Here his generator block off plate is used for a breather mount on his Land Speed bike.

A peek at Hal Hall's display case.

i'M bACK

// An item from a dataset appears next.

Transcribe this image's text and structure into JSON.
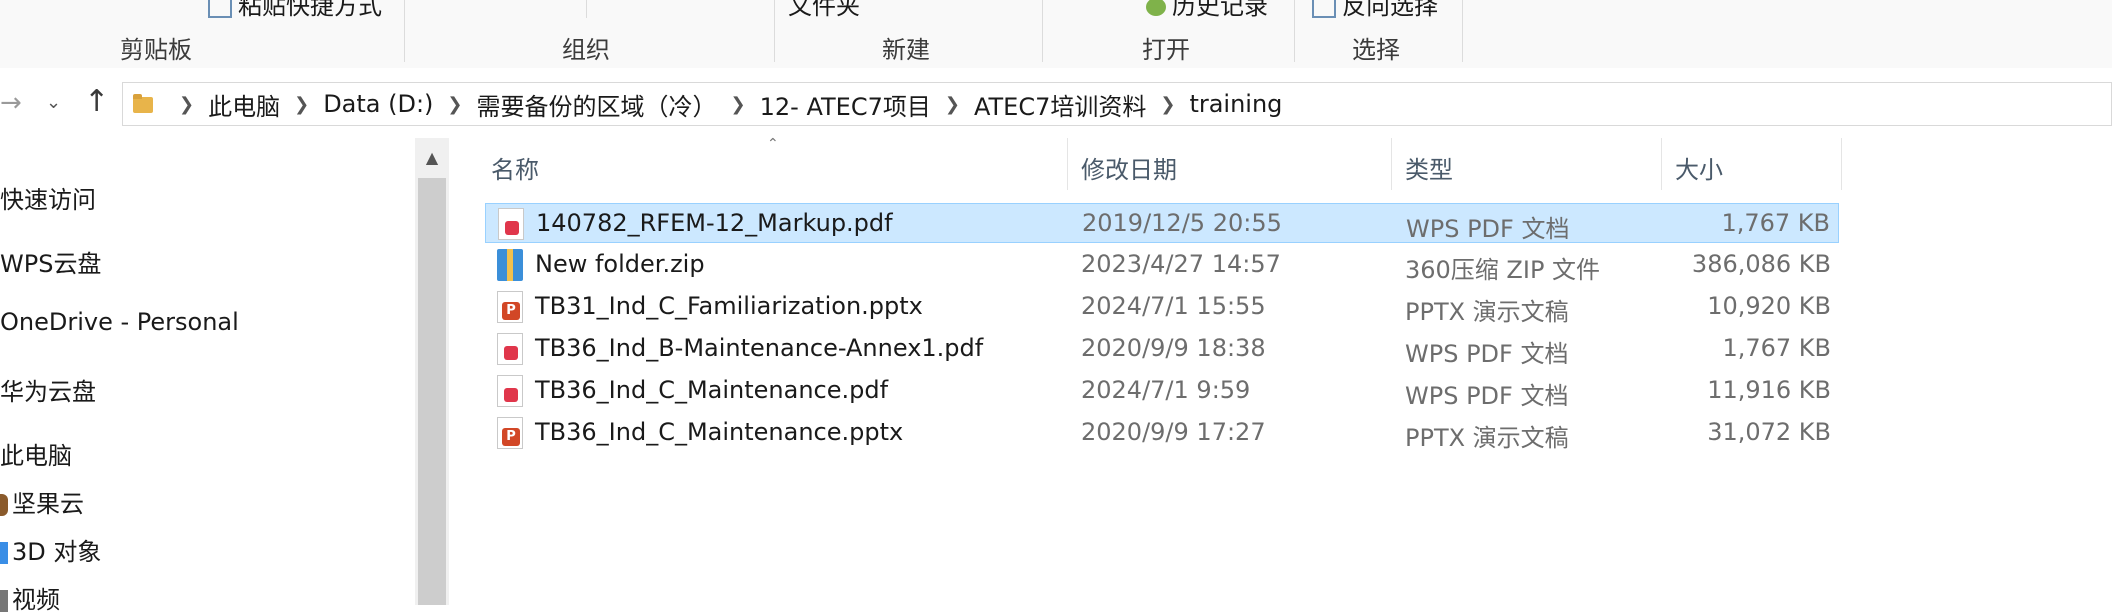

Alright, things are working today! So Sunday I had my 2005 HD 1200 XL Roadster parked out in front of my house all day. I tucked it in the garage about 9 or 10 p.m. and when I went back out to the garage the next day it had disappeared. I really couldn't believe it at first, and my mind was racing trying to figure out where the hell it was. We've been having problems in my little old foothills hood with tweakers creeping around at night and siphoning gas out of old cars, stealing small stuff and generally giving good reason to keep the fire power loaded and within easy reach. Even with the scumbag activities I wasn't worrying about my stuff that much. I never thought they'd go big like this. The bike was the only non-Triumph I have ever owned and the only bike I ever bought brand new. I didn't have any Triumph's that were even close to running at the time I bought it and had sold a neat, mostly stock 1971 Trophy a couple years before that, so had been ride-less for too long. Not too long after buying the bike I ran into a couple of the first guys that would be some of the founding members of DTMC. The HD Roadster was essential during this time, and I would not have had my part in founding the club without it. The pictures above are the only I could find of it. It took me to the 2nd EDR, the two first Smoke Outs in AZ, Up and up and down California on our first runs, and even though most the time I was riding it I was wishing I was on a older bike, it was a real nice motorcycle to have. Great torque, and great brakes, a little prone to getting hot under hard riding and a annoying high speed wobble usually at about 90 MPH and above that always bugged the hell out of me. Recently it was getting hard to go back and forth between the 2005 HD and the 1948 Triumph chopper. I've been mostly riding the Truimph and the chararistics were so drastically different between the two bikes it was kinda dangerous. The body gets used to how one machine works and wants to do the same stuff when you hop on something else. The bad news for HD is that I think the 1948 stretched rigid frame Triumph with the 4" over front end handled better than the 2005 Sportster, the lack of any real braking ability on the Triumph being its weak point. The bizarre thing is that a friend of a friend had come over on Sunday to look at it and we shook hands on a sale. He had gone home and started financing work on his computer and called me back to say we had a deal for shure. He's not a suspect and was super bummed when I told him what happened the next day. Now I have a pain in the ass insurance claim to deal with and the hoops to jump through associated with it, as well as the grim thought of the bike turning up somewhere thrashed, beat to shit and thrown back into my lap. The good news is my Triumph was over in my Dad's garage and the rest of my projects still look like old junk or are stashed in other places. No Triumph stuff stolen! That's it for modern bikes and probably HD's as well for me. Next club bike will be another rigid Pre-unit, but with a set of 800cc Routt barrells and lotsa other good stuff...